“What we were told as kids was that the bag man was this man who would come from the woods and take mischievous kids, put them in the bag and take them to the forest. And then I don’t know what the Bag Man would do to the kids., but that’s what our parents would tell us to make us scared of doing bad things…kinda like a Santa Claus but backwards.”
“(Concerning the Bag Man’s appearance) That was really left to our imagination, our parents would just say ‘the Bag Man would take you if you do that’, but there was no description”.
After this initial description, I asked my informant to elaborate on what kind of kids the Bag Man would take. Often the Bag Man was threatened to visit kids who would misbehave, “not do what their parents would ask them too, doing bad things like lighting the house on fire, stuff like that. Stuff that was perceived as bad, like if you punched a kid, ‘oh no the Bag Man will take you!'”
My informant first heard of the Bag Man from his parents “when I was four…really as far back as I could remember”. Although he has not received warning from his parents about the Bag Man in many years, my informant says the Bag Man still stays in his mind. “Sometimes I think about the Bag Man, you know, it keeps me from doing bad things.” My informant followed that phrase with “I’m joking around,” but his tone suggested there might have been an element of truth to his statement.

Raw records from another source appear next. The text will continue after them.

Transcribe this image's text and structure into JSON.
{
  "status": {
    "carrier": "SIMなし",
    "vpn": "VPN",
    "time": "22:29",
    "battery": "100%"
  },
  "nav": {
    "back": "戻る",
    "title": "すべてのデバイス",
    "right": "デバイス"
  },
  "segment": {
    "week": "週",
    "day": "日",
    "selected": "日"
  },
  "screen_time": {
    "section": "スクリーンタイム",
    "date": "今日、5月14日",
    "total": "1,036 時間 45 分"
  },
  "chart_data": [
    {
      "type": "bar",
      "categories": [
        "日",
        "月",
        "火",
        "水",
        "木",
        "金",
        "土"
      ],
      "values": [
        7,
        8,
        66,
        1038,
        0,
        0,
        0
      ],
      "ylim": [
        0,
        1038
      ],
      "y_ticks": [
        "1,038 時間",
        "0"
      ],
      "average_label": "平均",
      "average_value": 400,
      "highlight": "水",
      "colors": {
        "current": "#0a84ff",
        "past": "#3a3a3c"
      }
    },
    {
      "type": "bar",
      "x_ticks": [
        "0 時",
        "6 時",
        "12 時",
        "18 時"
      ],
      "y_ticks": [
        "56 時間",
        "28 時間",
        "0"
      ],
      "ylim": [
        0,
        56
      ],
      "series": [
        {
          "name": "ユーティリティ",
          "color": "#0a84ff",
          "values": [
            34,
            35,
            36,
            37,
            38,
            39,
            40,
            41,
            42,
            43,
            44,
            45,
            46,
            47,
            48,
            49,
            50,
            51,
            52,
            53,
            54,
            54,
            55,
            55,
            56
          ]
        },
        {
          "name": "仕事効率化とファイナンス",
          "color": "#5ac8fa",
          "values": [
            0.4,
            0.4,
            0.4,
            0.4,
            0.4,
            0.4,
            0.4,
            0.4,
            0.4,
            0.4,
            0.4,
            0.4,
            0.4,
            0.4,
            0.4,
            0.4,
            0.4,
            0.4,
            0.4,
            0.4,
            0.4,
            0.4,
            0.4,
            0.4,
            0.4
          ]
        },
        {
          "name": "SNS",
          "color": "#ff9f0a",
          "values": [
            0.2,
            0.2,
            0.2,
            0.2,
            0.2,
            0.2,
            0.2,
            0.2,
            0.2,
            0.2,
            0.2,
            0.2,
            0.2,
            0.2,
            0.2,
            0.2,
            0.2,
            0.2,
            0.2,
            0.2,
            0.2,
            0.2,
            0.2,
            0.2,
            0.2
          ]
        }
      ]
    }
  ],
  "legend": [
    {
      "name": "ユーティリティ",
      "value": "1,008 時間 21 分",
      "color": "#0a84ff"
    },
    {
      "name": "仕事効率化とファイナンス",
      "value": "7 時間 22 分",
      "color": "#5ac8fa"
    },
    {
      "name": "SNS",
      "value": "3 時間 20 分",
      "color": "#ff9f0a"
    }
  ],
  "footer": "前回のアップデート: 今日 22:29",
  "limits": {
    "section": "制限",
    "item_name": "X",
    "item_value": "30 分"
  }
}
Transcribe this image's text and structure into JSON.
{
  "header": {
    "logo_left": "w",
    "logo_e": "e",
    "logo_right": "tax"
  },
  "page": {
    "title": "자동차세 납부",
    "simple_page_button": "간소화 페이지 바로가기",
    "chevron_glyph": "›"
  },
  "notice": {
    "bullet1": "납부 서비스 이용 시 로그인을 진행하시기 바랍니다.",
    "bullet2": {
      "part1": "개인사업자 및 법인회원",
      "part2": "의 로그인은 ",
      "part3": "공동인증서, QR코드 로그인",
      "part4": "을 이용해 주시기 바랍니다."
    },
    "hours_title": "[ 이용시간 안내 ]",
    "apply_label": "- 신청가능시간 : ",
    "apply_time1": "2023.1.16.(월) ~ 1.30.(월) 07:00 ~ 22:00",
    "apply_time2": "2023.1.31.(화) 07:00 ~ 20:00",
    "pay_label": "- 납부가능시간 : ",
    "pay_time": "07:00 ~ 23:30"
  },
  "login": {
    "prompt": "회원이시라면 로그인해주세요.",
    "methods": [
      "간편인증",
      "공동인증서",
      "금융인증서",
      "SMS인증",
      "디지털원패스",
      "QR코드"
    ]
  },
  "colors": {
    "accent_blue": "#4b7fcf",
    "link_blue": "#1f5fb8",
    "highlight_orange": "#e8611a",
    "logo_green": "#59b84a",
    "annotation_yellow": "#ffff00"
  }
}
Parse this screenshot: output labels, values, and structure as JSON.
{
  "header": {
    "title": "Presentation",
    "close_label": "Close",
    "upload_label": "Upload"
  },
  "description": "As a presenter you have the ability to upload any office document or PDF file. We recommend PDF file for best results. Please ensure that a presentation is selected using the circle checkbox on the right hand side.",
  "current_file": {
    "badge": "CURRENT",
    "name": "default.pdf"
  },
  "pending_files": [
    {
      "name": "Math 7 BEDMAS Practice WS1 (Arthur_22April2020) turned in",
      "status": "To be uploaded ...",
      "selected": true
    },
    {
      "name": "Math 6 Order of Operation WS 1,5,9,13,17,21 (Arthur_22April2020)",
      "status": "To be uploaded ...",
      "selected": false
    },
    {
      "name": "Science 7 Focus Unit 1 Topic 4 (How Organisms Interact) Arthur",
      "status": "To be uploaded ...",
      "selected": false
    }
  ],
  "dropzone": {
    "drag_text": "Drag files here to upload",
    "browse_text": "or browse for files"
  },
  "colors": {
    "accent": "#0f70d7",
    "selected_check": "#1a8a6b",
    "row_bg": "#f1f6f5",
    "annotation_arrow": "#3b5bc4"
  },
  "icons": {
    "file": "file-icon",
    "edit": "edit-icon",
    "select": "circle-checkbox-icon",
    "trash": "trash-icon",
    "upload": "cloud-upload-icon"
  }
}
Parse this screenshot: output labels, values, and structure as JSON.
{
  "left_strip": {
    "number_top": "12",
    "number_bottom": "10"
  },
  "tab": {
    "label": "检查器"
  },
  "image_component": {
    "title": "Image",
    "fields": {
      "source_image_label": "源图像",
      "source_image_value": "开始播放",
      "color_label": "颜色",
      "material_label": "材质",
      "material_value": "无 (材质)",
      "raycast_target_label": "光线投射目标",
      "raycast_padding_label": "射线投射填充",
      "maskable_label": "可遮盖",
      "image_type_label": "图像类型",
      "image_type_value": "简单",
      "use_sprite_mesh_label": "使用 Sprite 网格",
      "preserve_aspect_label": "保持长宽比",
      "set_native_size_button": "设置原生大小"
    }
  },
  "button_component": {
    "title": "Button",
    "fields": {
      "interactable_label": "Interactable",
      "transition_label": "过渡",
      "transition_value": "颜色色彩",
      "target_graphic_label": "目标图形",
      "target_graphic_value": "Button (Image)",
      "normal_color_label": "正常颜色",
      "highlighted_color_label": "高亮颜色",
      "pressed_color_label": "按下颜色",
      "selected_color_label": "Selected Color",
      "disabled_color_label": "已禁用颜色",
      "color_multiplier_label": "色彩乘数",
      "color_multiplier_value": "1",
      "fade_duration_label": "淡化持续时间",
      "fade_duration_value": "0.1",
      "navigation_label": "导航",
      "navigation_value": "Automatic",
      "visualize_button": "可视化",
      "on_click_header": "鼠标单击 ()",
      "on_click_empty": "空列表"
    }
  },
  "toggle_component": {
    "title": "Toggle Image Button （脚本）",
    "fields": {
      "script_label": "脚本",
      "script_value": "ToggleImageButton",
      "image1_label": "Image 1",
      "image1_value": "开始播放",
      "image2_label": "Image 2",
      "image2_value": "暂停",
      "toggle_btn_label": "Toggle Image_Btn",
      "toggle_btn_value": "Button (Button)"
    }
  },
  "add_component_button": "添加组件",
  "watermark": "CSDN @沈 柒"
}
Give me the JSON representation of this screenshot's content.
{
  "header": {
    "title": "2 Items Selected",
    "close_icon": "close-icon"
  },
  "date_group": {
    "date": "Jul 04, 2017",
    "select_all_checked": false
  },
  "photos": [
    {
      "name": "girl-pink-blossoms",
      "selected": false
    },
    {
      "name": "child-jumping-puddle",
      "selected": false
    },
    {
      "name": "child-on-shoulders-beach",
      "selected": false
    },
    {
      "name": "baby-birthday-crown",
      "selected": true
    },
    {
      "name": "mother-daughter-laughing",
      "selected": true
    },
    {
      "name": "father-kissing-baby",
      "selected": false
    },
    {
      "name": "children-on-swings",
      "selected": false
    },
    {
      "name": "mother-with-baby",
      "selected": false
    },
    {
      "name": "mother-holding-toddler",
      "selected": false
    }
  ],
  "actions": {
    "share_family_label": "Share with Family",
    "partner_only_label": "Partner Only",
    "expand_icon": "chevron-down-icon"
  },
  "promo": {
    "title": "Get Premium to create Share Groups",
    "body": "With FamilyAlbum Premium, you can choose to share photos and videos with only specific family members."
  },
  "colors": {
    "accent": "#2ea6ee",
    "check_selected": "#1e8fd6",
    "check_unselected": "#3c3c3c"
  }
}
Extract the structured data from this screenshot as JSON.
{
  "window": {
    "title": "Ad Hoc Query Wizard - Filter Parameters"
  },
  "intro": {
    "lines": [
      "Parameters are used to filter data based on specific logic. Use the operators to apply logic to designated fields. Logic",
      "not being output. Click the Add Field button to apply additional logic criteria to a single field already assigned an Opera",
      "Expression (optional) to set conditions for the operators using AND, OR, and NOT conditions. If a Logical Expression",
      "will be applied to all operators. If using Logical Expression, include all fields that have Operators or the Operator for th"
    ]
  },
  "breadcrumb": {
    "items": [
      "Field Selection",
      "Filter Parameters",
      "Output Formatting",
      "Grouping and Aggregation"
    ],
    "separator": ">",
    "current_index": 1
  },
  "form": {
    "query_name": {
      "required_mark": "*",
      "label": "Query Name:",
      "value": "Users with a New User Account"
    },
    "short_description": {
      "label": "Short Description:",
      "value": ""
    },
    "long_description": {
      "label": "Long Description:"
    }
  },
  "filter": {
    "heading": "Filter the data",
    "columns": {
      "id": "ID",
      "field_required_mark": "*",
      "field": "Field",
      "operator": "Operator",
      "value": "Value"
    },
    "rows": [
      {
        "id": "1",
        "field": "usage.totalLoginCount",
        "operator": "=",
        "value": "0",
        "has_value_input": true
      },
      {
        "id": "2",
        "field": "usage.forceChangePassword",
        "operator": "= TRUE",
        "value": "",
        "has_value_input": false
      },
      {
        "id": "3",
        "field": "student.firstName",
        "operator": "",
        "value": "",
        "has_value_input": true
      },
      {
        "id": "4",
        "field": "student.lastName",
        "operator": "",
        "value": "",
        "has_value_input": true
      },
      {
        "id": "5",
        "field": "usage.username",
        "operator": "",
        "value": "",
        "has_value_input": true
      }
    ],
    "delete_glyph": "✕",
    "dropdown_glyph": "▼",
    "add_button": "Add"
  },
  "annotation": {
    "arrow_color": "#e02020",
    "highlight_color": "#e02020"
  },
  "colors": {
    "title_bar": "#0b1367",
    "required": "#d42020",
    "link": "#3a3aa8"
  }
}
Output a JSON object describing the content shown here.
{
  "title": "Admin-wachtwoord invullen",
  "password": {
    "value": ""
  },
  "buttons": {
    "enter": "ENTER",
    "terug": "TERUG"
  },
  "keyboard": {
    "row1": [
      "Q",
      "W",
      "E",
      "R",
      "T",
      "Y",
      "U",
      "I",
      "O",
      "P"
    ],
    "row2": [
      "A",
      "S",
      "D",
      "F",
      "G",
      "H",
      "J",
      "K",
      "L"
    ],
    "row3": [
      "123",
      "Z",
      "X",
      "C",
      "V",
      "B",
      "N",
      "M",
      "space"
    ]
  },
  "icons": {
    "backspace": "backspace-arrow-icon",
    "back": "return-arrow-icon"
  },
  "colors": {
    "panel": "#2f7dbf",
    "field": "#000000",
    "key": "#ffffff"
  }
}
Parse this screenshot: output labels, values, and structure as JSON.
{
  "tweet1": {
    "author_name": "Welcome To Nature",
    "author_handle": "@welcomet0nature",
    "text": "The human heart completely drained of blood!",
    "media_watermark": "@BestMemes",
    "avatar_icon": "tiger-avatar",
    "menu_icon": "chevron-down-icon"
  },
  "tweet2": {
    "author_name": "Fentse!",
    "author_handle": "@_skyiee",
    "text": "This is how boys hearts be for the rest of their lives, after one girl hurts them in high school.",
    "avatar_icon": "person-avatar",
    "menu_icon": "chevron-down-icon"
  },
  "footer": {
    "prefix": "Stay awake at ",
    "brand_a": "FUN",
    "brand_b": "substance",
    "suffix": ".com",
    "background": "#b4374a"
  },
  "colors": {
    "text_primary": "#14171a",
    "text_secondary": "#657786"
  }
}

“It’s not the kind of thing that the kids take seriously, you know, but it’s the kind of thing the parents say…they don’t expect the kids to believe in the Sack Man, they just kind of use it as a veiled threat. ‘The Bag Man will take you’ is more like ‘I will punish you if you keep doing that’, but for when you’re a kid, like really young.
“I think the physical appearance of the Bag Man is unclear on purpose, because it’s meant to be communicated more as an idea than, like, an actual existing thing, you know? I mean, not so much with characters like Santa Claus or the Easter Bunny, but at least in Portugal I feel that most kids don’t get to believe in that sort of stuff, and it carries on to the Bag Man.”
I then asked how widespread knowledge of the Bag Man was when my informant was growing up in Portugal, and he confirmed that it was very popular. In his hometown in Portugal, “Everybody knew about him.”
My informant then made a tie between the story of The Bag Man to that of what he translated as the Eating Monster, known in Portugal as “Bicho-papao”. “It’s pretty much the same as the boogey man or the Bag Man, but without the bag…it’s sort of a version of the monster under the bed, a night monster.” According to my informant, the Bicho-papao and the Bag Man acted as two halfes to the same story, where the Bag Man was the figure that would take misbehaving kids during the dat, and at night the Bicho-papao became the threatening figure that parents would warn about. “[The Bicho-papao] is the same thing, pretty much, but because of the name, ‘the eating monster’, the perception or what was implied was that he would eat you, but nothing different beyond that really.”
As we touched on in our interview, my informant and I came to the conclusion that the Bag Man and similar Boogeyman characters are often used by parents as a convenient way to inform a small child that something they are doing is wrong, and that it must stop or there will be negative consequences. Because the Bag Man was told to my informant and his friends from a very young age, one can infer that parents used the Bag Man as a deterrent for bad behavior because the concept of abstract punishment is not as effective as fear or danger for the young mind. Once a parent and child get used to the Bag Man, however, it seems to remain the primary mode of warning, perhaps because it creates that lasting impression that made my informant still keep the Bag Man story with him.
Monsters often represent what we fear in society, so for a child, the amorphous form of the Bag Man acts less as physical danger, but more as a premonition for something more. The child knows that something is wrong, but they might not be at the age where they could understand the effect of their actions and the intent of their parents. The Bag Man becomes an effective shorthand for punishment for the child, even though they might not understand what exactly punishment entails – they just know it is bad and it is coming for them.
Citation: The Disney film The Nightmare Before Christmas (1993) features a character named Oogie Boogie, a Boogeyman character who associates with three mischievous children. In addition to these shared characteristics with the Bag Man, Oogie Boogie is literally stitched together from sacks, in (perhaps coincidental) nod to the Bag Man.